US Tax Consequences of Foreign Operations

Prior to the TCJA, the US immediately taxed certain earnings and profits of controlled foreign corporations (CFCs – foreign companies that are at least 50% owned by 10% US shareholders), as subpart F income. After the TCJA, a US shareholder of a CFC must now also immediately include in its income "global intangible low-taxed income" (GILTI) of a CFC that exceeds a certain return on tangible assets.

The included income, or tested income, is treated as subpart F income and is deemed to be currently distributed to a CFC's 10 percent US shareholders. As a result of these TCJA changes, most of a CFC's income is currently included by a US corporate holder either as subpart F or GILTI, with little, if any, foreign income being able to be deferred from US tax. In addition, GILTI makes the widely publicized dividends received deduction that allows foreign earnings to be brought back to the US tax-free largely inoperative unless the CFC has a high amount of tangible assets. These changes, along with other new tax provisions, are relevant in analyzing whether certain operations should be conducted from the US or from a foreign subsidiary and where a company's intellectual property should be located.

Business Interest Deduction Limitation

Changing to conform with many European countries, the TCJA also revised the section 163(j) interest deduction limitation.

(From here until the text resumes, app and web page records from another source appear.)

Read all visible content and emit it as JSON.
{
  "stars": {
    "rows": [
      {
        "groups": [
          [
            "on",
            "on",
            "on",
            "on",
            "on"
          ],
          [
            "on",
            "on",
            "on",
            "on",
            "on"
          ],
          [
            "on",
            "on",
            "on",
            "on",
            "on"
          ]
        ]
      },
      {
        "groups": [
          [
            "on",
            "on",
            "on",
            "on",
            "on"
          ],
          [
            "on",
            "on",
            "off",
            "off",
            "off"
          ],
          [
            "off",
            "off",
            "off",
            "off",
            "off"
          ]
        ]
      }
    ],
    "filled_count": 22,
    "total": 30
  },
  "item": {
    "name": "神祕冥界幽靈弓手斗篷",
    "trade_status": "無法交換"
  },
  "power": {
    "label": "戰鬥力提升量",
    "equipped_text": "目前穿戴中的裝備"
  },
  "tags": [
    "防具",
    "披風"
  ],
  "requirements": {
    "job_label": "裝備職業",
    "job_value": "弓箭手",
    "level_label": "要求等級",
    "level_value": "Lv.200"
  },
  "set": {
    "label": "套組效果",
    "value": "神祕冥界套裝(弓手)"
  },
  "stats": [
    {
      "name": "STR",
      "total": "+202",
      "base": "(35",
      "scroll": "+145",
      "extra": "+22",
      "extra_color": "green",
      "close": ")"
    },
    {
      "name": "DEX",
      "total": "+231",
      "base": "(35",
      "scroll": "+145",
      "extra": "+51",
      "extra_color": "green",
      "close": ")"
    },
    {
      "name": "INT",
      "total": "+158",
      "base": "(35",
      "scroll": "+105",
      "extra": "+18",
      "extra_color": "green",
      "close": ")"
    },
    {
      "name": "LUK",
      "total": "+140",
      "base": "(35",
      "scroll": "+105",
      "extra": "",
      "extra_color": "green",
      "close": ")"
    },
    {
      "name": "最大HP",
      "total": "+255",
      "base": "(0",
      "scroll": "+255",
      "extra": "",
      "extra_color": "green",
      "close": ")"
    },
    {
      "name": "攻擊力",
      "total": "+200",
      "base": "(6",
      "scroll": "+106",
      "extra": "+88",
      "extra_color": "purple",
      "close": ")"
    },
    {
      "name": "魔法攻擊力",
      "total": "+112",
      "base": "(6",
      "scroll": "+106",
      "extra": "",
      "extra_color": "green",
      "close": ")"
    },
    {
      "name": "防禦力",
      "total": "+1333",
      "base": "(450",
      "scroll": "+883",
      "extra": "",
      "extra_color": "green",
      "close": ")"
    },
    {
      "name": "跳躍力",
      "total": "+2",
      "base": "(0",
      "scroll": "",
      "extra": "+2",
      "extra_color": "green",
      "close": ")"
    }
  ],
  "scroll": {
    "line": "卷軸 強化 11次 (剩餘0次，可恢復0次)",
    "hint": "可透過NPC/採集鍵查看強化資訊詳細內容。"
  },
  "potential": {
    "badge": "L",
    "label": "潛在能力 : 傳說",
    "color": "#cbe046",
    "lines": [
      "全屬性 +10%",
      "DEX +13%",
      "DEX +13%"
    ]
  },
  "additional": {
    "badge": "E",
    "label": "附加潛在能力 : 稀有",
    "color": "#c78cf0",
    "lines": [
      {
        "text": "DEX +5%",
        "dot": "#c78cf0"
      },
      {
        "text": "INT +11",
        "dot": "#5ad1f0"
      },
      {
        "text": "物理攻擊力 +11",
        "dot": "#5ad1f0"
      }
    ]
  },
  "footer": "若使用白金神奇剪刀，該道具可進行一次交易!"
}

The interest limitation limits annual business interest deductions to 30 percent of a US taxpayer's adjusted taxable income (ATI), which affects the business consideration of utilizing debt, including in intercompany contexts. The new proposed regulations include a special "grouping election" that is generally favorable and can be made to eliminate interest income and expense on debt between CFCs and include GILTI and subpart F in a US taxpayer's ATI, which typically results in an increase in the section 163(j) limitation. However, the grouping election is irrevocable and must be carefully considered.

Non-US Considerations

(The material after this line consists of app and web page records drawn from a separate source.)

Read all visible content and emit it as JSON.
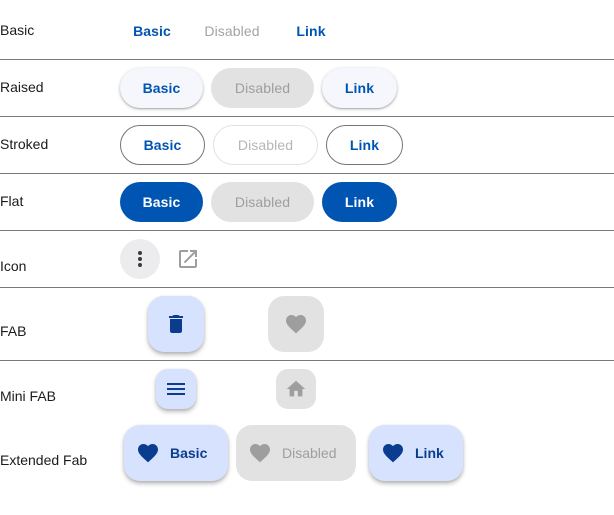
{
  "rows": {
    "basic": {
      "label": "Basic"
    },
    "raised": {
      "label": "Raised"
    },
    "stroked": {
      "label": "Stroked"
    },
    "flat": {
      "label": "Flat"
    },
    "icon": {
      "label": "Icon"
    },
    "fab": {
      "label": "FAB"
    },
    "mini_fab": {
      "label": "Mini FAB"
    },
    "extended_fab": {
      "label": "Extended Fab"
    }
  },
  "buttons": {
    "basic": "Basic",
    "disabled": "Disabled",
    "link": "Link"
  },
  "icons": {
    "icon_row": [
      "more-vert-icon",
      "open-in-new-icon"
    ],
    "fab_row": [
      "delete-icon",
      "favorite-icon"
    ],
    "mini_fab_row": [
      "menu-icon",
      "home-icon"
    ],
    "extended_fab_row": [
      "favorite-icon",
      "favorite-icon",
      "favorite-icon"
    ]
  },
  "colors": {
    "primary": "#0055b3",
    "fab_container": "#d7e2ff",
    "fab_icon": "#0a3d8f",
    "disabled_bg": "#e2e2e2",
    "disabled_text": "#9e9e9e"
  }
}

Companies with entities in their legal structure that are located in offshore jurisdictions such as Bermuda, the Cayman Islands, the Bahamas, the British Virgin Islands, and Jersey should be apprised of the economic substance requirements that many of these jurisdictions have been implementing during the past year. The new rules can impose significant penalties and are spurred by the jurisdictions' desire to comply with certain EU Council requirements so these countries are not placed on the EU Council's list of noncooperative jurisdictions or blacklist.

The economic substance laws vary by jurisdiction, but their goal is to introduce substance requirements to prevent international businesses from transferring profits to jurisdictions that impose little or no income tax while having practically no employees or physical presence in the relevant jurisdiction. The new rules typically require minimum activity in the country, such as the company being managed and directed from that jurisdiction, the company having core income-generating activities in that jurisdiction, including locating its employees in that country, or the company maintaining certain minimum physical presence in that jurisdiction. An analysis of the economic substance rules should be considered if a company has an entity in an offshore jurisdiction in its legal entity structure. As a result of these new rules, many US multinationals are restructuring out of these countries.


Due to the everchanging tax rules both in the US and abroad, it is highly recommended that the tax consequences of a corporation's business and legal entity structure are periodically reconsidered. In addition, before business operations outside of the US commence, involving a tax professional to assist in identifying and solving for tax issues is not only prudent, but is typically also financially advantageous in the long run.